We now learn that the idea of sending out the twelve spies into Canaan – forty years previously – was initially from the Israelites, rather than from God or Moses. God agreed for them to do it, but it was probably a stalling move on the part of the people, to avoid acting in faith and obedience, a possibly born of fear. In the end, they heard what they wanted to hear and saw what they wanted to see. But seeing with faith is like having X-ray vision! The result of Israel’s fear and rebellion was to elongate their journey from Horeb to Canaan from 11 days (1:2) to 38 years. In their fear, they even believed that “the Lord hates us” – an amazing conclusion – and so they dug in their heels. God was angry and swore to fulfil his promise to Israel, but that this generation would not be part of that Israel. Moses himself was so angered that he sinned against God, disqualifying himself also from the Promised Land, and proving that man’s anger does not progress God’s Kingdom (James 1:20). Are you a person who is controlled by your anger?
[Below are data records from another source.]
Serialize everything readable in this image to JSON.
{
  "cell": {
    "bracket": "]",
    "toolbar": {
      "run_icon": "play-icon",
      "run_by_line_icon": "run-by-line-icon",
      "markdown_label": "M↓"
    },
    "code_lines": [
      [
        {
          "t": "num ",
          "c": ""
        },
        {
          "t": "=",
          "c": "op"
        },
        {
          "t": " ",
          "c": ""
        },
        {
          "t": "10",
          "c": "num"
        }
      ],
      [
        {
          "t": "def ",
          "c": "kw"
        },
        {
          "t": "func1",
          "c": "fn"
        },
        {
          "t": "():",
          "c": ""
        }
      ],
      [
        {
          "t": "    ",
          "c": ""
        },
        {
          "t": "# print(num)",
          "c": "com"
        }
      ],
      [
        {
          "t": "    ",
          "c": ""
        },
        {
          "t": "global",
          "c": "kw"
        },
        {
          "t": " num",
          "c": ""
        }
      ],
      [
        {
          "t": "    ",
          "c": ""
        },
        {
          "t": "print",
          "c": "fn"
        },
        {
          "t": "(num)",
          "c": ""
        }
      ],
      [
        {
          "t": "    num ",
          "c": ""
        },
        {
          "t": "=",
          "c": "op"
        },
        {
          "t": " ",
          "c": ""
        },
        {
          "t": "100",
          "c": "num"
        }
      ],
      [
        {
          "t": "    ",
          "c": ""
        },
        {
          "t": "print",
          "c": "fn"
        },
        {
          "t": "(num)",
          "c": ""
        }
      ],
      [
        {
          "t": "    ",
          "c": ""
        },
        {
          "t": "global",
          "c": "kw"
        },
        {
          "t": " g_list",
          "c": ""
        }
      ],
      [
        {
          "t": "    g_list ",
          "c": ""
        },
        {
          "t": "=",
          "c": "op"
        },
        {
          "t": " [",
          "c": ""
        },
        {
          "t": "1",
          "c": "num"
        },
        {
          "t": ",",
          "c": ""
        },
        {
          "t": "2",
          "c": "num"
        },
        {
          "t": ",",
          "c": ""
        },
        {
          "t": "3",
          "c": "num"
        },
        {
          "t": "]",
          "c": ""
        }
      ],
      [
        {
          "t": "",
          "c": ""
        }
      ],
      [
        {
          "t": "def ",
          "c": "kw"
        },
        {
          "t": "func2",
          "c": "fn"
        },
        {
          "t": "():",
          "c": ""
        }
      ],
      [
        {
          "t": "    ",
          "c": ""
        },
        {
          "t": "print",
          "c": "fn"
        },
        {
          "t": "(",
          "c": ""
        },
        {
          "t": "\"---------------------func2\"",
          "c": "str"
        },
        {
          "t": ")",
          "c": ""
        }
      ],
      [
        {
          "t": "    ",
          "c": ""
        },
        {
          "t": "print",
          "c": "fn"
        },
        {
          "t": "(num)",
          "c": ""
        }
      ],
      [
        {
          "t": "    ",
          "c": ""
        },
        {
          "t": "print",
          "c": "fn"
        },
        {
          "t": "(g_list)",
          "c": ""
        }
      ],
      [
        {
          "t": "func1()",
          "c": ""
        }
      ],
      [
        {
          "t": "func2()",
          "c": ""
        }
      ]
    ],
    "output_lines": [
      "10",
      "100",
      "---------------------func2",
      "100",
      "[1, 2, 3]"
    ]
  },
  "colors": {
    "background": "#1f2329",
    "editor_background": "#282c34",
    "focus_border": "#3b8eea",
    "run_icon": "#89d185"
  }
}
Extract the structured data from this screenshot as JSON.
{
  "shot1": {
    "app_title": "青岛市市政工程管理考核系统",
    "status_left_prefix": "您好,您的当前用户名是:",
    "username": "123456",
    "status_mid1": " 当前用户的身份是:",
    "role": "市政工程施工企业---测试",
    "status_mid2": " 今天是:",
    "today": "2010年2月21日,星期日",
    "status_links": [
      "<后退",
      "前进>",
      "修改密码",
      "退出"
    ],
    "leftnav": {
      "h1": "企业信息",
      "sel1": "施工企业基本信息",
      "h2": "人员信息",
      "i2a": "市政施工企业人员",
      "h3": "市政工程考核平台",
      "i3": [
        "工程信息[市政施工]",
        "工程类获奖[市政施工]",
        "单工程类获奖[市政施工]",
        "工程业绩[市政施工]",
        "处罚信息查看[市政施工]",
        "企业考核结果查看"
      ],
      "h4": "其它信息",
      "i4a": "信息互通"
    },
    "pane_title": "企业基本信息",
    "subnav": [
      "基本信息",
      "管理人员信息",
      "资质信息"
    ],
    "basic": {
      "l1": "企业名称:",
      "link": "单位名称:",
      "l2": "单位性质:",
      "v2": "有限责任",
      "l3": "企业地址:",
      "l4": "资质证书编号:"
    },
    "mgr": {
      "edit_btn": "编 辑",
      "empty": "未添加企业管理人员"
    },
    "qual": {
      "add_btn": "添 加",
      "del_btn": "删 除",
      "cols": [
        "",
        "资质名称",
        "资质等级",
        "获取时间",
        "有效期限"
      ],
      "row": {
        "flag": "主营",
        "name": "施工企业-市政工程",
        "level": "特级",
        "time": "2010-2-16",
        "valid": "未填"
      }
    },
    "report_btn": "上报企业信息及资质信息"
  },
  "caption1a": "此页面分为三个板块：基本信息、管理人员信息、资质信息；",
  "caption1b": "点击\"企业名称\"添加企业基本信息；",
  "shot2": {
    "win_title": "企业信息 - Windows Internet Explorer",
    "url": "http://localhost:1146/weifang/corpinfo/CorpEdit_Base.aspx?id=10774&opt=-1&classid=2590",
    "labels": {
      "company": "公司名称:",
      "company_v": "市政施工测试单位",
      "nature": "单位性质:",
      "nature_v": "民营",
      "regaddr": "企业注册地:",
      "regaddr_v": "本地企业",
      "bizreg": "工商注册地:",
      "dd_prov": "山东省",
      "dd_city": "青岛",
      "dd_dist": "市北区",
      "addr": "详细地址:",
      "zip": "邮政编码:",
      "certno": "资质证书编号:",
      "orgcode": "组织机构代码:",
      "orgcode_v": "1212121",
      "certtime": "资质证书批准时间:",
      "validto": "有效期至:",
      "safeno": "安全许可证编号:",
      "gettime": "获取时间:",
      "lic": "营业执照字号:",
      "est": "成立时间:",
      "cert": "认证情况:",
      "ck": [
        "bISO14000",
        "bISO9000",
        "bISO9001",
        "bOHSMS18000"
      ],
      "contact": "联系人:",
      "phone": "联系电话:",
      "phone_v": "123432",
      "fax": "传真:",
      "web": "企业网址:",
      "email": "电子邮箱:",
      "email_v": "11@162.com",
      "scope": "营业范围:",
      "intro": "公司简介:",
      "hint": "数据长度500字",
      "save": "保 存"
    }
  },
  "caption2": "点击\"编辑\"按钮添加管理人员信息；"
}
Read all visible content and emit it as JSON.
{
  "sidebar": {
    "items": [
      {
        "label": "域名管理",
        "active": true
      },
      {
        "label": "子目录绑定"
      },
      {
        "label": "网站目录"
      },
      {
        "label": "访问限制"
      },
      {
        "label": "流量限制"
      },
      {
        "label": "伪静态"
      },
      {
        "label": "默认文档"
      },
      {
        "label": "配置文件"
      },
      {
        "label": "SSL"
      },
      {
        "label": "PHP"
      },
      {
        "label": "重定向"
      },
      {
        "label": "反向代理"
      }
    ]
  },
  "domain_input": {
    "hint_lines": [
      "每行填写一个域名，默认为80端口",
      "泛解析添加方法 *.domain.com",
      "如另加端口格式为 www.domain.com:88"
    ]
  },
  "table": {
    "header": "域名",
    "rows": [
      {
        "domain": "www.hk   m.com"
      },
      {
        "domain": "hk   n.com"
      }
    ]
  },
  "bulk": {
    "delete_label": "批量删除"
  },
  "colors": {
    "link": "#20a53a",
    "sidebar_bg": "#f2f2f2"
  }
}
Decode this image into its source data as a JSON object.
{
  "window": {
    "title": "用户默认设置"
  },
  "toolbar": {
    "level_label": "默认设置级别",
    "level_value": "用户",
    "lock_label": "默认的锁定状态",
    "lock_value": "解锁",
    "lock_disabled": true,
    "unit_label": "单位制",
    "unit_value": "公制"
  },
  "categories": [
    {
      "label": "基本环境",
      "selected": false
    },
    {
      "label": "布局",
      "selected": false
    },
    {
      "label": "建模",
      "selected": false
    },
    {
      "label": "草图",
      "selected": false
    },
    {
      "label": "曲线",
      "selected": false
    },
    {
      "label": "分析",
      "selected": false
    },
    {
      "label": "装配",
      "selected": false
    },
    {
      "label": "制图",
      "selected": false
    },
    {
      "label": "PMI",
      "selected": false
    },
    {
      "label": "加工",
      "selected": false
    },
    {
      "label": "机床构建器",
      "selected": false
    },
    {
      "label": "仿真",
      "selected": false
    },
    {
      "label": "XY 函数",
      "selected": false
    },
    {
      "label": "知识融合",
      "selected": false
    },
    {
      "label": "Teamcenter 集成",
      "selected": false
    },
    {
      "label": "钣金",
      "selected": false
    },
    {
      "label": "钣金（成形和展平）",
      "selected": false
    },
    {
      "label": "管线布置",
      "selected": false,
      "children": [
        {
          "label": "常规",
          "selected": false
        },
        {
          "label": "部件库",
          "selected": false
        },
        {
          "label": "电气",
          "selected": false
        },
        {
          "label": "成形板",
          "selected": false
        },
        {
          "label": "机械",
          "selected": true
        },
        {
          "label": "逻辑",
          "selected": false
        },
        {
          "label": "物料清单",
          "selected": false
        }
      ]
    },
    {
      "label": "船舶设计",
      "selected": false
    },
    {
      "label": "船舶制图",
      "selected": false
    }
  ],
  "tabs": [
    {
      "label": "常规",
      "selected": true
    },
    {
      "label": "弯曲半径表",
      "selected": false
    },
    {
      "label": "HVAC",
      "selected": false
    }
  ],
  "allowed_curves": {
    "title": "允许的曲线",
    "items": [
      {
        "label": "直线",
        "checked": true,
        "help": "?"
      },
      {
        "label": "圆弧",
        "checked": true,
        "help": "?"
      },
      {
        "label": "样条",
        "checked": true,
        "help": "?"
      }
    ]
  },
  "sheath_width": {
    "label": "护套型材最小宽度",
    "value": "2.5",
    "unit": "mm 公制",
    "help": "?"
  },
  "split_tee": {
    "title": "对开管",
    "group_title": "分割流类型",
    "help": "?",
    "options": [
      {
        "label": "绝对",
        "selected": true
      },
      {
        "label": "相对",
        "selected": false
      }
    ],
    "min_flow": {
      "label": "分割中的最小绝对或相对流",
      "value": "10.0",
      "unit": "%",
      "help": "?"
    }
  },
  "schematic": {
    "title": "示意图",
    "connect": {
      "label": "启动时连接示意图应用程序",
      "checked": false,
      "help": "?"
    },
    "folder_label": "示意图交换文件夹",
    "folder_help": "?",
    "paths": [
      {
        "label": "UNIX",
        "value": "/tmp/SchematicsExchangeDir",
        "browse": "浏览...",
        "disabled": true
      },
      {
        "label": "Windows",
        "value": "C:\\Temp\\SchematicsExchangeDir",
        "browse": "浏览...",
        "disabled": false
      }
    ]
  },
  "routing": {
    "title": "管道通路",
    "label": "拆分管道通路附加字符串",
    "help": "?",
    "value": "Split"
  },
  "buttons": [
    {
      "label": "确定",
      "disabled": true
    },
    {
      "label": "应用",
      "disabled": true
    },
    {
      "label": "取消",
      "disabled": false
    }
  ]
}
In Deuteronomy, Moses was saying all this to the children of those who rebelled, of course; the rebels themselves were long dead. But the identification between generations in God’s view was seamless and therefore this new generation had to know all about it, to avoid making the mistakes that their fathers made. If we don’t learn the lessons from mistakes made by Israel and in church history, it is likely that we will start to repeat them. A historical and biblical perspective on the Christian faith is something that is mostly lacking in our younger generation of believers, and we must work hard to remedy that, or continue to grow one-dimensional Christians! (See also 1 Corinthians 10:6,11.)
Chapter 2 ‘fast-forwards’ 38 years and reminds them that they had just bypassed the territories of Edom, Moab, and the Ammonites – all distant relatives of Abraham and Lot – since God had specifically not given their lands to Israel. Furthermore, they were to ‘pay their way’ and not expect any handouts from those other nations. It is wrong and dangerous for us to take those things that God has not given us and, really, Commandment Number Ten covers this point completely.
But God had given the Amorite lands to Israel, and he did this by hardening the heart of Sihon, their king, to cause him to attack Israel, despite their peaceful actions towards the Amorites. This is a graphic example of the Lord’s sovereignty at work – where the determinate will of God moves sometimes in the opposite direction to his revealed will. Sihon’s heart was made stubborn and obstinate, so that he would attack Israel, regardless of their overtures of peace, and as a result, the Amorites were completely destroyed as a nation, and their lands annexed for the Transjordan tribes. God was therefore also at work as Israel’s powerful ally in battle.
From then on, the Lord put the terror and fear of Israel into the hearts of all the nations in and around Canaan; it is impossible to function effectively in a climate of fear and to do your normal work – therefore we must make sure that we eradicate fear in our own lives and learn to trust the Lord for our success and protection.